The stepmothers must have treated their children in East Frisia and Canada completely differently.
30) One of the instigators of this revival was Henricus Eyssonius (1683-1742), a self-named "metamorphosed minister" who went to a congregation in East Frisia in 1713.
Imposed on the city by Count Enno II of East Frisia, the Lutheran ordinance introduced a few relatively minor poor-relief provisions.
If it comes to regional breakdowns of "hot tea spots," East Frisia continues to be the traditional "holy land" of tea drinkers with a per capita consumption of 2.
For a few years now, tea consumption in East Frisia has apparently been gradually declining.
And if it were not for the small community in East Frisia, a traditionally heavy tea drinking district that borders Holland in the north of Germany where the per capita consumption is among the highest in the world (2,400 gms), the statistics would be even less impressive.

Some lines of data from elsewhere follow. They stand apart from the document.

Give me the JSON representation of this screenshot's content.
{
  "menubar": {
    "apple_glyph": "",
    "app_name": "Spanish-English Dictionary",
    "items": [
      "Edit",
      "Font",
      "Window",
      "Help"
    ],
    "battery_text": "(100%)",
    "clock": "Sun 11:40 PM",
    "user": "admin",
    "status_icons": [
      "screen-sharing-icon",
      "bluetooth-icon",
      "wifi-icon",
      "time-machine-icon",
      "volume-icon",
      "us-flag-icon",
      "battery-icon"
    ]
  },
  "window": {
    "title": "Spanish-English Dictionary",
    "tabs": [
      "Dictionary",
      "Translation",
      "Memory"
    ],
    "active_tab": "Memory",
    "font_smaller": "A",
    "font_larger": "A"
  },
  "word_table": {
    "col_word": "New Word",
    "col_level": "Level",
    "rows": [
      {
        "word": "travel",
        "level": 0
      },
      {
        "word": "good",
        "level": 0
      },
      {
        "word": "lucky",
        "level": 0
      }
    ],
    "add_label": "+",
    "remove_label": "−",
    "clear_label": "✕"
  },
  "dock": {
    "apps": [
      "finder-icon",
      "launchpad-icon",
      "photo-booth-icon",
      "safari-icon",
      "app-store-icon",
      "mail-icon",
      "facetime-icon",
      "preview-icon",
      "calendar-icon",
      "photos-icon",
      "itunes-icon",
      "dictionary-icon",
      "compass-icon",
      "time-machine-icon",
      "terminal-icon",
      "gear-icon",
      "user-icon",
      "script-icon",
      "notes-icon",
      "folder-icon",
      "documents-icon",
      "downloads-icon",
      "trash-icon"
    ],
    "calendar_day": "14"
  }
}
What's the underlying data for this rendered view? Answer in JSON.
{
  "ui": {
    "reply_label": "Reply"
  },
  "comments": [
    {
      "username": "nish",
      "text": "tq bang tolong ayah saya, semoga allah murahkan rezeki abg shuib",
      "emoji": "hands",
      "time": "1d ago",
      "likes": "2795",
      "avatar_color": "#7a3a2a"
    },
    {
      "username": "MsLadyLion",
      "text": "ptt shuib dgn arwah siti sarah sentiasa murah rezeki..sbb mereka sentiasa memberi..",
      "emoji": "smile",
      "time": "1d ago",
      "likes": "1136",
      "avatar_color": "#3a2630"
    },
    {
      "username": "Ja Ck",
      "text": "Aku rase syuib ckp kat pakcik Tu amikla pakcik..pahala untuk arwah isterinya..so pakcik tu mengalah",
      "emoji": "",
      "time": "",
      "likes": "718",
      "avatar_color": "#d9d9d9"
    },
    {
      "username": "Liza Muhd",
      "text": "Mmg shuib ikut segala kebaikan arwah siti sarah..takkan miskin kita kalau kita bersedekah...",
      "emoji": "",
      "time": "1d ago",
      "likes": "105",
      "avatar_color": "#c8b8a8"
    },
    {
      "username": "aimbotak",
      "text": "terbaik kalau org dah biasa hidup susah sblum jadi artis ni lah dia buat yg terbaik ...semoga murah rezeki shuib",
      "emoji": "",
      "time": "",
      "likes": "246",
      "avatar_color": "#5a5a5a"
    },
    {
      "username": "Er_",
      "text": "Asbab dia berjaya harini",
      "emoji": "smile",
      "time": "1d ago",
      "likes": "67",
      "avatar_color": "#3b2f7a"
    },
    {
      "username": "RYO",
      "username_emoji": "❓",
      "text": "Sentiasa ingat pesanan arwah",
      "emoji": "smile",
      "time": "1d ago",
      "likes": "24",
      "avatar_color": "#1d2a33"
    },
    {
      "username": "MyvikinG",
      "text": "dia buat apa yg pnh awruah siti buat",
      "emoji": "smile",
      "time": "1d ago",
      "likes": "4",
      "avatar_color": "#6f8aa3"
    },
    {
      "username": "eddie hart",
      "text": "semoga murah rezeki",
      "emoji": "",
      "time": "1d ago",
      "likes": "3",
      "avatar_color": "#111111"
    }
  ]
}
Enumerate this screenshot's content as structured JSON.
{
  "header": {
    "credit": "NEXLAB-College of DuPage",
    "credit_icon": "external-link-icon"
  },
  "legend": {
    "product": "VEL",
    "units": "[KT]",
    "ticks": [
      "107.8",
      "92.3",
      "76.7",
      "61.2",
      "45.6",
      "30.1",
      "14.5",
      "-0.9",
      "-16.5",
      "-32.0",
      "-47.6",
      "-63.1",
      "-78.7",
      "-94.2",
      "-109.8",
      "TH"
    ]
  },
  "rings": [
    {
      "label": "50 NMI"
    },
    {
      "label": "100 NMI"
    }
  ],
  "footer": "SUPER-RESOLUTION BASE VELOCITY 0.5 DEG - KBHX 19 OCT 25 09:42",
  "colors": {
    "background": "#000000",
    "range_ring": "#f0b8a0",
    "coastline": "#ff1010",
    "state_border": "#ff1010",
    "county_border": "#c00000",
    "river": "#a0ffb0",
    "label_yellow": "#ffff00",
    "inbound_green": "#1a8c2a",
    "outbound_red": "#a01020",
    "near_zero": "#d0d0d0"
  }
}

This quantity is not significant when compared to the average tea consumption by inhabitants of East Frisia in the northernmost part of Germany, who are considered to consume the most tea in Germany.
The West German region of North Germany, including East Frisia, which is traditionally a heavy tea drinking area, accounted for 38.
North Germany and East Frisia, traditionally heavy tea drinking districts, maintained their significance with a share of 40%, which means their consumption is almost 100% higher than their household share of 20.
1988: Takeover of Onno Behrends GmbH, a tea packer with long-standing traditions in Norden, East Frisia (Lower Saxony, in Northern Germany).